Dusk approached and seemingly, out of nowhere, a handful of street performers dotted the pier area while the sun did it’s final dance of the day on the water.  A fiery blur of gold giving way to wavy swirls of magenta, indigo and ending on the edges with the darkness of night creeping in brought a perfect ending to a lovely day.  It was so relaxing and the weather was perfect.  Spending a summer holiday in Queenstown is superb on every level.  It’s one of those places that you might daydream about and find yourself saying quietly, “I could live here… or maybe at least have a little hideaway”.

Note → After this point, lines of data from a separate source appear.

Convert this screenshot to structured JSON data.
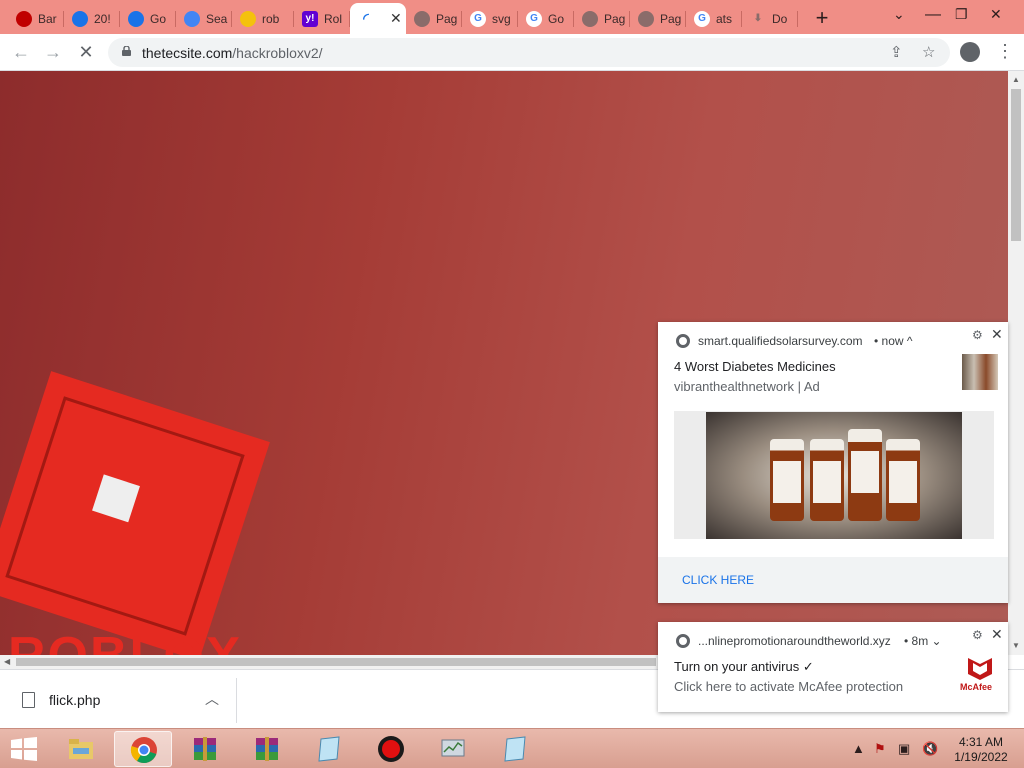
{
  "browser": {
    "tabs": [
      {
        "label": "Bar",
        "icon": "record-icon",
        "color": "#c00000"
      },
      {
        "label": "20!",
        "icon": "drive-icon",
        "color": "#1a73e8"
      },
      {
        "label": "Go",
        "icon": "drive-icon",
        "color": "#1a73e8"
      },
      {
        "label": "Sea",
        "icon": "search-icon",
        "color": "#4285f4"
      },
      {
        "label": "rob",
        "icon": "norton-icon",
        "color": "#f4c20d"
      },
      {
        "label": "Rol",
        "icon": "yahoo-icon",
        "color": "#6001d2"
      },
      {
        "label": "",
        "icon": "loading-icon",
        "color": "#1a73e8",
        "active": true
      },
      {
        "label": "Pag",
        "icon": "globe-icon",
        "color": "#8a6c6a"
      },
      {
        "label": "svg",
        "icon": "google-icon",
        "color": "#4285f4"
      },
      {
        "label": "Go",
        "icon": "google-icon",
        "color": "#4285f4"
      },
      {
        "label": "Pag",
        "icon": "globe-icon",
        "color": "#8a6c6a"
      },
      {
        "label": "Pag",
        "icon": "globe-icon",
        "color": "#8a6c6a"
      },
      {
        "label": "ats",
        "icon": "google-icon",
        "color": "#4285f4"
      },
      {
        "label": "Do",
        "icon": "download-icon",
        "color": "#8a6c6a"
      }
    ],
    "new_tab": "+",
    "window": {
      "dropdown": "⌄",
      "restore": "❐",
      "close": "✕"
    },
    "url_host": "thetecsite.com",
    "url_path": "/hackrobloxv2/"
  },
  "page": {
    "logo_text": "ROBLOX"
  },
  "downloads": {
    "file_name": "flick.php"
  },
  "notifications": [
    {
      "origin": "smart.qualifiedsolarsurvey.com",
      "time": "• now ^",
      "title": "4 Worst Diabetes Medicines",
      "body": "vibranthealthnetwork | Ad",
      "action": "CLICK HERE"
    },
    {
      "origin": "...nlinepromotionaroundtheworld.xyz",
      "time": "• 8m ⌄",
      "title": "Turn on your antivirus ✓",
      "body": "Click here to activate McAfee protection",
      "brand": "McAfee"
    }
  ],
  "taskbar": {
    "time": "4:31 AM",
    "date": "1/19/2022"
  },
  "colors": {
    "tabstrip": "#f08e86",
    "roblox_red": "#e52a21",
    "taskbar": "#e9b9ac",
    "link_blue": "#1a73e8"
  }
}
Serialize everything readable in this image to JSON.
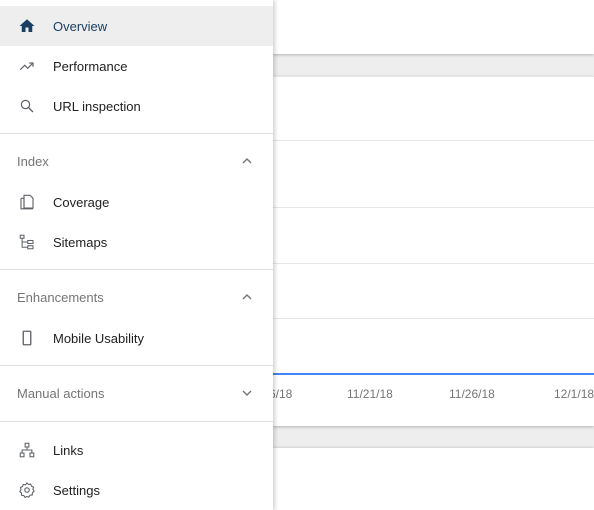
{
  "nav": {
    "top_items": [
      {
        "label": "Overview",
        "icon": "home-icon",
        "active": true
      },
      {
        "label": "Performance",
        "icon": "trending-up-icon"
      },
      {
        "label": "URL inspection",
        "icon": "search-icon"
      }
    ],
    "sections": [
      {
        "label": "Index",
        "expanded": true,
        "items": [
          {
            "label": "Coverage",
            "icon": "coverage-icon"
          },
          {
            "label": "Sitemaps",
            "icon": "sitemap-icon"
          }
        ]
      },
      {
        "label": "Enhancements",
        "expanded": true,
        "items": [
          {
            "label": "Mobile Usability",
            "icon": "mobile-icon"
          }
        ]
      },
      {
        "label": "Manual actions",
        "expanded": false,
        "items": []
      }
    ],
    "bottom_items": [
      {
        "label": "Links",
        "icon": "links-icon"
      },
      {
        "label": "Settings",
        "icon": "settings-icon"
      }
    ]
  },
  "chart": {
    "x_ticks": [
      "6/18",
      "11/21/18",
      "11/26/18",
      "12/1/18"
    ],
    "line_color": "#4285f4"
  },
  "colors": {
    "active_bg": "#eeeeee",
    "active_text": "#1a3f63",
    "icon": "#5f6368"
  }
}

Queenstown is perfectly situated as a stop over point when on your way to a Doubtful sound cruise.  We booked a Christmas Eve Cruise Special and decided to try the smaller, family-owned Deep Cove Charters.  It turned out to be an excellent choice and one of the most amazing experiences we have had in NZ.   Summer in Queenstown is warm, chilly and everything in between, so pack accordingly.  If you plan on being outside for any duration, get the Tui Balm and slathe it on all exposed areas.  The sand flies love and live off of the tourists.  They might be small, but they’re mighty… mighty painful!  The locals say that after a few years they don’t get bothered by them anymore but if you’re not bug resistant, get the balm.  Sand flies are a formidable force to reckon with on a hike, camping trip or just getting out of the car at certain times of the day.

Overall, summer is beautiful here, don’t forget the musthave’s are a hat, sunglasses, sunscreen, bug repellent, to bring clothes with long sleeves and pants, good hiking boots, an extra jacket and your sense of adventure.  I can’t imagine anywhere else being more exciting than Queenstown.  Luckily, it’s my job to keep looking!  Having hardly begun our drive back to Christchurch, our conversation had turned almost immediately to our next visit to the Queenstown area during the winter to do a more in depth review it’s fine accomodations, excellent restaurants, the Remarkables and other attractions.